Try things like organizing virtual activities and happy hours, setting up weekly conference calls or video chats, and celebrating their successes as often as possible. One of the risks remote workers face while staying at home all day is feeling isolated and lonely. You can combat that by checking in regularly and acknowledging their hard work and commitment. If you see that some of your employees are struggling (especially those working from home), don’t be afraid to encourage professional help. Acknowledging that struggle can make a big difference, and could give your workers the boost they need to reach out for more support.

Support mental health

More employers are starting to recognize the importance of mental health initiatives in the workplace. Remote work, in general, has been shown to boost the mental well-being of employees. If your office is on the fence about allowing some employees to work from home, their mental wellness is an important thing to take into consideration. For starters, many of your employees would likely benefit from losing the mental and physical strain of a daily commute. Some of the other mental health benefits of remote work include:

  • Reduced stress
  • Fewer distractions
  • Better focus
  • Less pressure

While it’s still important to offer your support to your remote workers who might be struggling with their mental well-being, your in-office workers might need a little more attention when it comes to mental health issues. You can promote a mentally healthy office culture by encouraging breaks and letting your employees spend some time outside each day. Stock up on healthy snacks that boost people’s mood and energy levels. Book in-office yoga classes on a Friday afternoon. These simple additions can go a long way in showing your employees how much you support them and value their well-being.

Finding a balance of support for your remote and in-office employees doesn’t have to be overwhelming. Use technology to your advantage to stay connected with everyone, and remain as open and transparent as possible. By showing up for all of your employees and establishing a culture of care, you’ll create a hybrid work environment that allows your business to grow and your employees to stay healthy and happy.

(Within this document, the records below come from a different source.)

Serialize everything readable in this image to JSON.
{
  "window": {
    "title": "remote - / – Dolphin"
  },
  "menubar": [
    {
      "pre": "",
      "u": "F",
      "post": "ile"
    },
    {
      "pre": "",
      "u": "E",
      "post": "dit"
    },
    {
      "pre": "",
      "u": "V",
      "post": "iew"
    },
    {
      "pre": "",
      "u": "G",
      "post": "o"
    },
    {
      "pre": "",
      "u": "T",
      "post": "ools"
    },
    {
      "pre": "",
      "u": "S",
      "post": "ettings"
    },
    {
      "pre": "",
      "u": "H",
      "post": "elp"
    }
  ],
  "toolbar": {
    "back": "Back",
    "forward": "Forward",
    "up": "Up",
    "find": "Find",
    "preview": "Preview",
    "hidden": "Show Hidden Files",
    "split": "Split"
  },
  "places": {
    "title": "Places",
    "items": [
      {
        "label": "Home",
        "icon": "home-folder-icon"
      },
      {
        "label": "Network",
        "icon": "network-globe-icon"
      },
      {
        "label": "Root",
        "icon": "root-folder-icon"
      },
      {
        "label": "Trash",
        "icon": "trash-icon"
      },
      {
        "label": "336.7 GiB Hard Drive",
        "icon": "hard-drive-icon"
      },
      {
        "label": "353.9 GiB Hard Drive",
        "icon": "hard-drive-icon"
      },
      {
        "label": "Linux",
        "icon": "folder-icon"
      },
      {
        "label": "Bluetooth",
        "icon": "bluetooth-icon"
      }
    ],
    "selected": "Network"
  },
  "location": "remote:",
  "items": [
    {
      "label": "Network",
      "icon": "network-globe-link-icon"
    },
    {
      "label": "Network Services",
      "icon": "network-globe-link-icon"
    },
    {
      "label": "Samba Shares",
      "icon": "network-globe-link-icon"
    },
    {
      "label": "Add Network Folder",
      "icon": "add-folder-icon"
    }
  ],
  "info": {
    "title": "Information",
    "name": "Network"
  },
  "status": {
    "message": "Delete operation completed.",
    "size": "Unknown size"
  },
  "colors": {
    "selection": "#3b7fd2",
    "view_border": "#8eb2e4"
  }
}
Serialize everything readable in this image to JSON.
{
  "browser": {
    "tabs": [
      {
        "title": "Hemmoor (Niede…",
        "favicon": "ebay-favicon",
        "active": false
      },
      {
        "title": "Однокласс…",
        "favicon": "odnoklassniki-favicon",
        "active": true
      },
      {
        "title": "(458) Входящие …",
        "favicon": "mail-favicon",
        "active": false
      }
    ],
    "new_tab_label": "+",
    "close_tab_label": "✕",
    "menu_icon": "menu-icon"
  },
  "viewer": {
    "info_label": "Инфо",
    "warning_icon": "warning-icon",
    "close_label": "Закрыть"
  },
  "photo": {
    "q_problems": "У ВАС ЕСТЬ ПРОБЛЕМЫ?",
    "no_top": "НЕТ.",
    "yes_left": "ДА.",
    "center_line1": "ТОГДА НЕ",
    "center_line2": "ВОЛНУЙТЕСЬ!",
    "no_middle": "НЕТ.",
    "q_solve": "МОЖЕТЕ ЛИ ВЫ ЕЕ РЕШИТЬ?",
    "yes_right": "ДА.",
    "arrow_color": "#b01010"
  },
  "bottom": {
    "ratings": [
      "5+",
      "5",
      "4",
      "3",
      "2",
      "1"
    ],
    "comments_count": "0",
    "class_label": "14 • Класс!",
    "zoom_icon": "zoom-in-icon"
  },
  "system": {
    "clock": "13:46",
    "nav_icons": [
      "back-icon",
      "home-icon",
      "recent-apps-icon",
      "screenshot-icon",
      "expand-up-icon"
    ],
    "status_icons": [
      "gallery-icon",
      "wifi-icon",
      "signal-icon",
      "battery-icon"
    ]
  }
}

Indiana Lee Bio PictureIndiana Lee is a writer, reader, and jigsaw puzzle enthusiast from the Pacific Northwest. An expert on business operations, leadership, marketing, and lifestyle, you can connect with her on LinkedIn.